For your reference, we’ve discussed housing in previous articles:
- What Comes Next For Housing Prices/Rent?
- The New Trend In Housing
- The Future of US Housing Market
- Is US Housing In A Bubble, Again?
As mentioned previously, the United States has been experiencing a decline in the homeownership rate. It’s important to recognize that the inability to own a home represents a significant problem.
Regardless of whether you consider owning real estate to be a good investment, owning a house at the end of a working lifespan helps during retirement as it eliminates most shelter expenses, aside from upkeep and property taxes. Furthermore, the ability to own a home shows people are financially stable. Obviously, the homeownership rate can be manipulated like during the housing bubble. The fact that the government felt the need to try to get people in houses they couldn’t afford is a toxic mixture of short-termism and trying to mask a bigger issue, namely the lack of real wage improvement.
Land Prices Have Spiked: This Time Less Consumers Benefit

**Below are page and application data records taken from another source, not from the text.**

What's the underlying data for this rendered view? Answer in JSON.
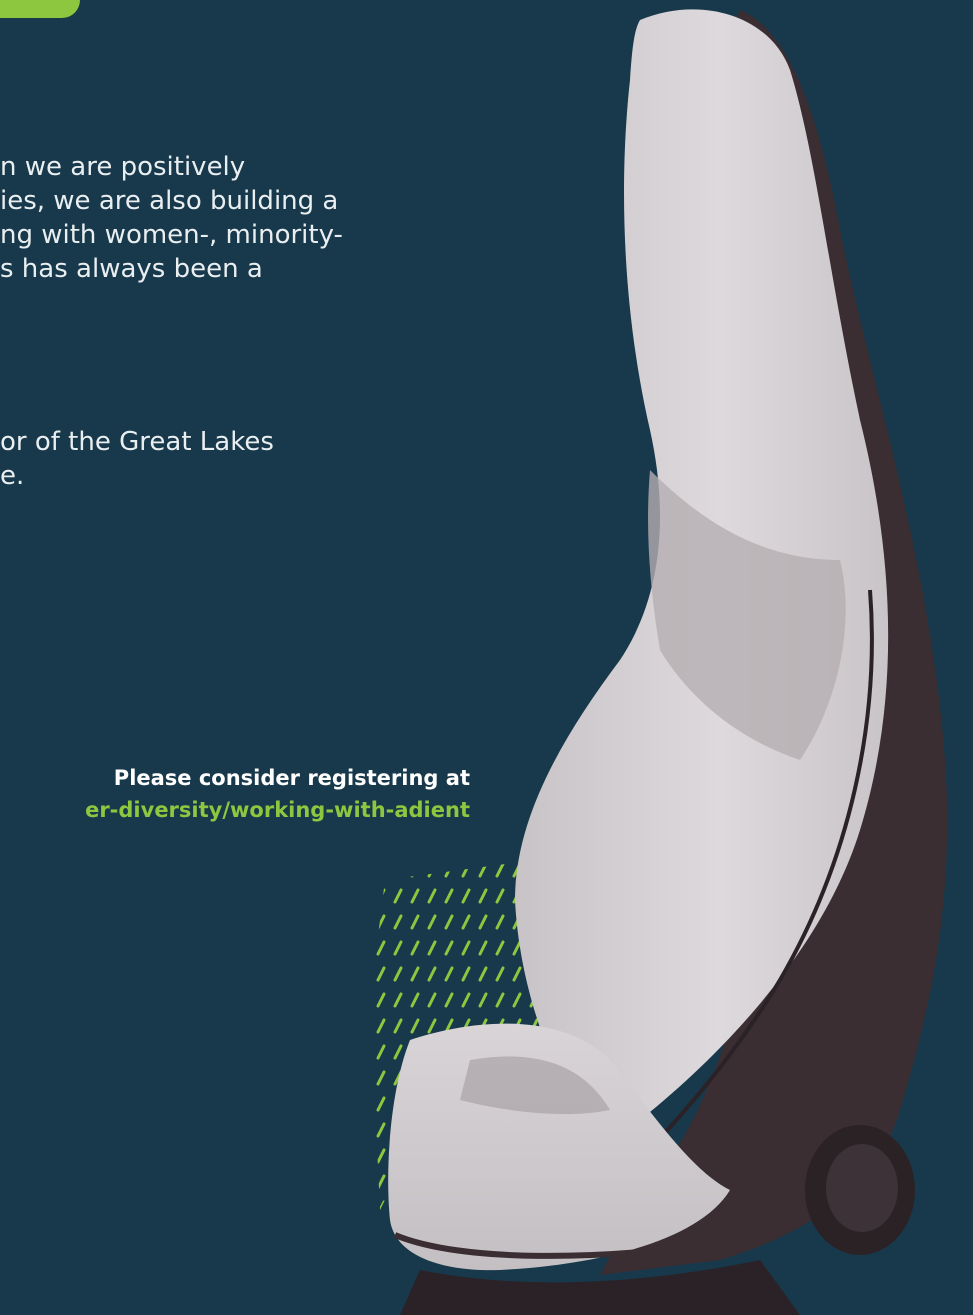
{
  "body": {
    "paragraph_1": [
      "n we are positively",
      "ies, we are also building a",
      "ng with women-, minority-",
      "s has always been a"
    ],
    "paragraph_2": [
      "or of the Great Lakes",
      "e."
    ]
  },
  "callout": {
    "line_1": "Please consider registering at",
    "link_text": "er-diversity/working-with-adient"
  },
  "colors": {
    "background": "#17394b",
    "accent": "#8dc63f",
    "body_text": "#e9eef1"
  },
  "image": {
    "subject": "vehicle seat"
  }
}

We’ve shown the homeownership rate which hit a multi-decade low in 2016. The concern is that during the next recession the homeownership rate will continue falling as millennials have a difficult time moving out and paying off their student loans, let alone being able to afford to buy a house. As you can see from the chart below, land prices have been increasing this cycle, reaching levels last seen during the peak of the housing bubble in 2007.
The difference between this increase in prices and the last two is less people own a home as the lending standards have increased and prices have become unaffordable. The silver lining to this is at least these people who don’t own homes won’t participate in the next down cycle.
Furthermore, rent has also become less affordable. Rental income was 4.6% of American personal income in November 2017, which was a record going back to 1959. In previous articles, we’ve mentioned the relative moderation of shelter inflation, but that doesn’t discount the years of high growth leading up to this. Also, growth moderation still is an increase; it’s not like rents are being cut.
In previous articles we’ve mentioned that comparing the gross value added of S&P 500 firms to GDP is a bad idea because the sales of S&P 500 firms come from both the US and abroad. The gross value added of housing as a percentage of GDP is different because real estate is all domestic. However, the chart below has a different issue, namely that from 1973 to 2010 the average square footage of single family homes increased by 44%. Therefore, the chart below isn’t as bad as it looks.
Home Square Footage Per Person Is Increasing
While land prices are increasing and the homeownership rate is down, the good news is the size of homes has increased. In the next few decades it will be critical to see if house sizes continue to increase given the prevalence of millennials buying tiny homes, RVs, and living in apartments in cities. Their economic problems also mean they will probably have fewer kids than previous generations which means the decline in square footage per person will be mitigated.
As you can see in the chart below, the average household size has been declining for decades. In 1973, there were 3.01 people per household and in 2015 there were 2.54 people in each household on average. The median house size has increased from 1,525 square feet in 1973 to 2,467 square feet in 2015. Using the median instead of the average allows us to see a clearer picture by removing the outsized impact of extremely large home owned by wealthy individuals.
The price per square foot of each new house is also relatively affordable. As you can see, the inflation adjusted price per square foot of new houses in 2015 was only slightly above the long term average of $115.93.
The price per square foot is down 8.5% from 2005. The quality of new homes is also better as they are more energy efficient. Even smart homes, where you can control everything digitally, are becoming more prevalent.
Figuring Out The Discrepancy
There’s a discrepancy between the positive spin and the negative narrative we’ve reviewed. Is the shelter situation for households good or bad? To help you figure that out, let’s look at the reason for the differences. Median houses from 1973 to 2015 increased in price by 70%. Median house sizes have increased by 62%, but that doesn’t matter much if you can’t afford to buy a house. It’s like if a gym membership went from $20 per month to $500 for 2 years. The deal is similar, but if you don’t have $500 up front, you can’t join. The increasing house sizes is a good sign because it means people have more real dollars to spend on houses. The issue is this demand is pushed up by the upper class, while the lower class falls behind as inequality increases. This is reflected by the declining homeownership rate.
We try to differentiate our articles by discussing both the good news and the bad news. There’s nothing wrong with having an opinion on a subject, but while taking a side, you still need to remain objective. That’s why we reviewed the bullish and bearish narratives on housing. In summary, houses are getting bigger, but less people can afford them. If you can afford a home, your personal finances are better than the previous generation as houses are more efficient and technologically advanced. Unfortunately, the downtrend in homeownership more than made up for the upturn created by the housing bubble of the mid 2000s. Less people are living in these bigger and better houses.